Aim of the exercise |
When a line of the material has the word "Search" in it, copy that line.

Task material |
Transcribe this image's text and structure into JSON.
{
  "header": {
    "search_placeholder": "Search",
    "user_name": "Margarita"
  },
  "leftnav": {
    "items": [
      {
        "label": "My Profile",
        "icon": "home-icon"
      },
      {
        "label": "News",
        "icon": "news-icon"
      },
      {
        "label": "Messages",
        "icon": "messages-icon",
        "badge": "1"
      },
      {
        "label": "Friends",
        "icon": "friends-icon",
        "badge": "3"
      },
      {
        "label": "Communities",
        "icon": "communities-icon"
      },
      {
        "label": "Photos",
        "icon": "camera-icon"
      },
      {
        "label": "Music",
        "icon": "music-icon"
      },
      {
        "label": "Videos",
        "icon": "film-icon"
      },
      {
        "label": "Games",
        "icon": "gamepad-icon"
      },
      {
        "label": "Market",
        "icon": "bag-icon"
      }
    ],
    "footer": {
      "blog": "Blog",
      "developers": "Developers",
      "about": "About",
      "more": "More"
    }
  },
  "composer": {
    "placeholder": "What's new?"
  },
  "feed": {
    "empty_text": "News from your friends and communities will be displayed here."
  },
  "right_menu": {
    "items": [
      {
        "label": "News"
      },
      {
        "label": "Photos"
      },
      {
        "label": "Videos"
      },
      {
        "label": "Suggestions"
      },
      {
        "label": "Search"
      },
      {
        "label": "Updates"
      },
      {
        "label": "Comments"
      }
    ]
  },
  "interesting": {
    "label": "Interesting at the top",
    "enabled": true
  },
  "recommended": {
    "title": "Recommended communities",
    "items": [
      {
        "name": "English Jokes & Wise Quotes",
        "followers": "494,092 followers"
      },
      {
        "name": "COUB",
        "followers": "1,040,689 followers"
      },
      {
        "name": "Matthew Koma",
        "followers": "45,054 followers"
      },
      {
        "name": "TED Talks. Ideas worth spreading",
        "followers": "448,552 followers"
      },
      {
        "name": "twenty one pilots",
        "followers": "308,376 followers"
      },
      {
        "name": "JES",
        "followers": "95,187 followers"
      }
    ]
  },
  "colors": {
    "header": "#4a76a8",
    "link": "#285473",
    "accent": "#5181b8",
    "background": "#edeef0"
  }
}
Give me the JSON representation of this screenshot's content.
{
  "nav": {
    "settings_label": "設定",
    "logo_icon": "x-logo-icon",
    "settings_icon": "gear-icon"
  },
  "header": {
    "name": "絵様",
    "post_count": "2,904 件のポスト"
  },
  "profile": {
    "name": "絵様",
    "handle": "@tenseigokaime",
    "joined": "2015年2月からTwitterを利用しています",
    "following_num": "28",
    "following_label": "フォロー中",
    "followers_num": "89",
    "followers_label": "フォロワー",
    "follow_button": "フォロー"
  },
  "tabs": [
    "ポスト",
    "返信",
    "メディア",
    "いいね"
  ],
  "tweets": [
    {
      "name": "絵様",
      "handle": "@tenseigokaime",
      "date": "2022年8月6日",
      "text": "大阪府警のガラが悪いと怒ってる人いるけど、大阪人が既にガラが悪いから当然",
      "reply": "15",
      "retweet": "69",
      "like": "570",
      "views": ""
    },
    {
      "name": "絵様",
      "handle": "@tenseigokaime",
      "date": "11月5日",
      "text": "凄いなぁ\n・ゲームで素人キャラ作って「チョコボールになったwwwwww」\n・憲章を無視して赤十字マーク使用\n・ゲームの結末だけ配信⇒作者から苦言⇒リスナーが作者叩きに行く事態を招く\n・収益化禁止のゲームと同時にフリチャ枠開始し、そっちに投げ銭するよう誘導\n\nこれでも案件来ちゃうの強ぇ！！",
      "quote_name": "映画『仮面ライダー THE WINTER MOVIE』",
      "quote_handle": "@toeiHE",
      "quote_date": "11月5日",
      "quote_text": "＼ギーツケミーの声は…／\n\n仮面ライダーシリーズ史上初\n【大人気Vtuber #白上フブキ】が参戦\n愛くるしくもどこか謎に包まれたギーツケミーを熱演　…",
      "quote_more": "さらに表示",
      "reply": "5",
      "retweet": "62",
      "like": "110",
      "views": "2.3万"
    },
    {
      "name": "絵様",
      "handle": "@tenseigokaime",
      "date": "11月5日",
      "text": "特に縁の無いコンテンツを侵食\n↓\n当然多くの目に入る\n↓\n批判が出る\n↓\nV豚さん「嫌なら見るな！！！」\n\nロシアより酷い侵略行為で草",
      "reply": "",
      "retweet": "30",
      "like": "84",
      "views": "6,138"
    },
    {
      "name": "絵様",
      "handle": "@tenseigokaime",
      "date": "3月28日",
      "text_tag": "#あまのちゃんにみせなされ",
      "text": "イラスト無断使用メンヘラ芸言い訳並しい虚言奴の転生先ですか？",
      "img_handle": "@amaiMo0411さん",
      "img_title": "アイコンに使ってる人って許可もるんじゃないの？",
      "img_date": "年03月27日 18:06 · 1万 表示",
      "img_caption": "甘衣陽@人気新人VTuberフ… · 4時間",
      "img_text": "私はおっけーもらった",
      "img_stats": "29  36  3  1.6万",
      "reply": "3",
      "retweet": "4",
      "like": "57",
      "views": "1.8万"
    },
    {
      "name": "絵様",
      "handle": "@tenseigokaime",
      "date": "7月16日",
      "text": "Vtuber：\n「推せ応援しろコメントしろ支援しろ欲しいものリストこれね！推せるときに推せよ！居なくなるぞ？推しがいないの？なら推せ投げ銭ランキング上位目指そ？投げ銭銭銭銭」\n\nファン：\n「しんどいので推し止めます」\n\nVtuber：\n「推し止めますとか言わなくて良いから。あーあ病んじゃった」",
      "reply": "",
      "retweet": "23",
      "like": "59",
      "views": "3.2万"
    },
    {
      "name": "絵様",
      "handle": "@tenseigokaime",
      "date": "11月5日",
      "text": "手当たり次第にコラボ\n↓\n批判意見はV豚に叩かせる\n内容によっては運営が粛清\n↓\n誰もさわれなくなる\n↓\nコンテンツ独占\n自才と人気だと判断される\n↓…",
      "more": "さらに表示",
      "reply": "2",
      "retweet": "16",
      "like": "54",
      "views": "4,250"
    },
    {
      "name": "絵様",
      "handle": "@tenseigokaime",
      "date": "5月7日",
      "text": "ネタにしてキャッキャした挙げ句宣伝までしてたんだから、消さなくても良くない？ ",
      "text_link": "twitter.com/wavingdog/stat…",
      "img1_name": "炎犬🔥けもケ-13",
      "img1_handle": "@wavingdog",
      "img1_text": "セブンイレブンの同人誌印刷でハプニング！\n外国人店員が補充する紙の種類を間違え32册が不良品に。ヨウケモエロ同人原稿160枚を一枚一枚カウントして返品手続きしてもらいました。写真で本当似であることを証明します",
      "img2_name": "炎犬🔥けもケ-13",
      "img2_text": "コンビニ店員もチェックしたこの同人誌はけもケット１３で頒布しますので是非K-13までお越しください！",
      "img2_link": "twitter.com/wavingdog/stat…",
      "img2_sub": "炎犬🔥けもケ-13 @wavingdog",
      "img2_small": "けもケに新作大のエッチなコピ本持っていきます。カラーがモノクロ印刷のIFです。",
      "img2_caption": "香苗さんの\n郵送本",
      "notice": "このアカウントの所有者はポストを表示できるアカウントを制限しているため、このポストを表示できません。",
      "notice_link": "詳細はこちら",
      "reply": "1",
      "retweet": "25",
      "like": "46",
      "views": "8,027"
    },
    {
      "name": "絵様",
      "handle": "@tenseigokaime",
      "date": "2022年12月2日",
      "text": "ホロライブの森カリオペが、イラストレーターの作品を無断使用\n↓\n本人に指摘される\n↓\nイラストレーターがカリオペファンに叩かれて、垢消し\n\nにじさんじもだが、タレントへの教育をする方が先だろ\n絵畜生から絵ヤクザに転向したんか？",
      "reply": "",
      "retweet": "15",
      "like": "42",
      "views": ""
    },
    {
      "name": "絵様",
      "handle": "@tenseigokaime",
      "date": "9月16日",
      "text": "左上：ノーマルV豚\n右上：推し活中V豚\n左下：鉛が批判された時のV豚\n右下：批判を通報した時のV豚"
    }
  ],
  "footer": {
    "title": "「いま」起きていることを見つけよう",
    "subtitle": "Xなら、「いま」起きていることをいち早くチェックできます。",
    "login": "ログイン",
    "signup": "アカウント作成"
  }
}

Exercise solution |
    "search_placeholder": "Search",
        "label": "Search"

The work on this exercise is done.